James Daly as Prentiss, Kate Besworth as Molly, Charlie Gallant as Boy and Andrew Broderick as Ted in Peter and the Starcatcher. Photo by David Cooper.
Reviewed by James Karas
Peter and the Starcatcher can fairly and accurately be described in the hackneyed phrase as “a show for all ages.” It is rowdy, action-packed, fantastical, funny and very literate. The last accolade is very significant because your youngster should be very bright to enjoy the allusions, anachronistic references and malapropisms that fill the play.
The play, with some wonderful songs by Wayne Barker, is based on Peter and the Starcatchers, Dave Barry’s and Ridley Pearson’s 2004 children’s novel. Rick Elice has extracted a play from the novel and the result is bountiful fun.
A stageful of young and not-so-young people in what looks like the hull of an old ship set off for separate voyages carrying two trunks. We are in the heyday of the British Empire, Queen Victoria is our sovereign and the Never Land and the Wasp set sail for mythical Rundoon.
The plot of many twists on board the Never Land and the Wasp revolves around the Boy (Charlie Gallant) and Molly (Kate Besworth), the contents of the trunks and the misadventures of everyone. The Boy is an unhappy orphan who has been put on the Never Land to be gotten rid of. He will eventually acquire a first name and a surname and learn to fly. This is just the beginning for him and he will become very famous because his name is Peter Pan.

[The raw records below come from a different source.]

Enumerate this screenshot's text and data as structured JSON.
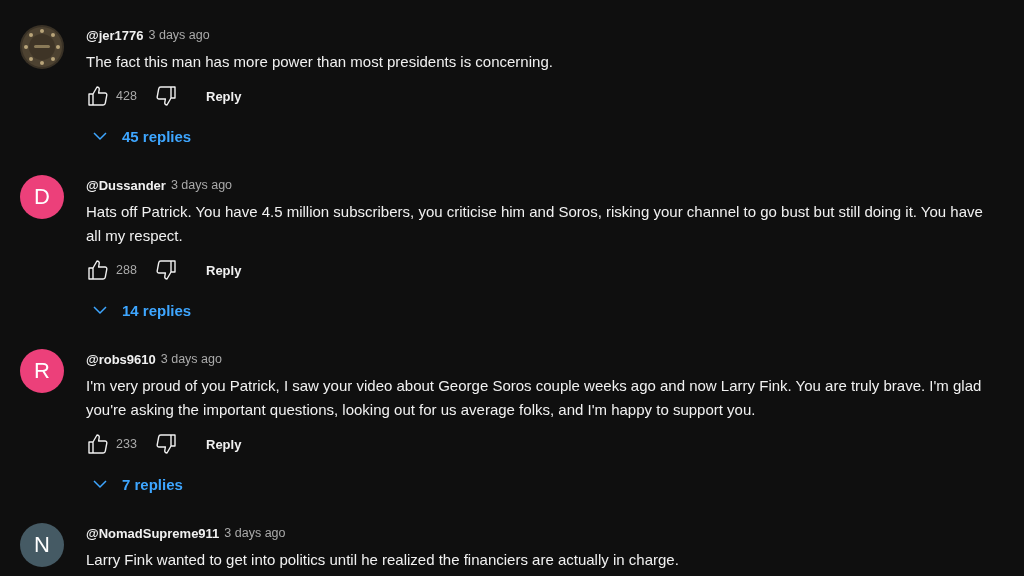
{
  "comments": [
    {
      "author": "@jer1776",
      "time": "3 days ago",
      "text": "The fact this man has more power than most presidents is concerning.",
      "likes": "428",
      "reply_label": "Reply",
      "replies": "45 replies"
    },
    {
      "avatar": {
        "kind": "letter",
        "letter": "D",
        "color": "#ec407a"
      },
      "author": "@Dussander",
      "time": "3 days ago",
      "text": "Hats off Patrick. You have 4.5 million subscribers, you criticise him and Soros, risking your channel to go bust but still doing it. You have all my respect.",
      "likes": "288",
      "reply_label": "Reply",
      "replies": "14 replies"
    },
    {
      "avatar": {
        "kind": "letter",
        "letter": "R",
        "color": "#ec407a"
      },
      "author": "@robs9610",
      "time": "3 days ago",
      "text": "I'm very proud of you Patrick, I saw your video about George Soros couple weeks ago and now Larry Fink. You are truly brave. I'm glad you're asking the important questions, looking out for us average folks, and I'm happy to support you.",
      "likes": "233",
      "reply_label": "Reply",
      "replies": "7 replies"
    },
    {
      "avatar": {
        "kind": "letter",
        "letter": "N",
        "color": "#455a64"
      },
      "author": "@NomadSupreme911",
      "time": "3 days ago",
      "text": "Larry Fink wanted to get into politics until he realized the financiers are actually in charge."
    }
  ]
}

His friend and competitor is the feisty, competitive and intelligent Molly, the daughter of Lord Aster (Patrick Galligan). Besworth’s Molly is athletic, assertive, and simply delightful.
We have pirates especially Black Stache (Martin Happer) with his trademark black mustache and his torture of the English language. Stache has a hilarious sidekick in Smee (Jonathan Tan) who somehow ends up as a mermaid.
Jonathan Tan as Smee, Patrick Galligan as Lord Aster and Martin Happer as Black Stache, with the cast of Peter and the Starcatcher. Photo by David Cooper.
Billy Lake gets to play four nasty people from the sadistic schoolteacher Grempkin, to Sanchez, the worst sailor ever and Fighting Prawn, the chief of the Mollusk Islanders. He will rhyme off enough Italian dishes to fill a large restaurant menu.
There is also Alf (Shawn Wright) a gruff sailor that you should assiduously avoid lest he lean over and, as Chaucer put it, “let fly a fart as loud as it had been a thunder-clap” which he does!
The play is simply hilarious. The day I saw it (May 21, 2015) there was a busload of children who added immensely to the pleasure of the play. Their reactions were so wonderful and refreshing that they became part of the performance. When Peter gives a tiny kiss to Molly, the reaction of the youngsters was a prolonged “woooo.” They also laughed uproariously and their elation was infectious.
Director Jackie Maxwell leaves no star unturned to achieve a major comic event and a play that has fantasy and wonder and indeed star-catching.
Combine fantasy, magic, fun and literate repartee and you have a splendid show. It is a rare combination and if you have a youngster within reach, grab her or him and rush them off to Niagara-on-the-Lake. You will be doing yourself a great favour.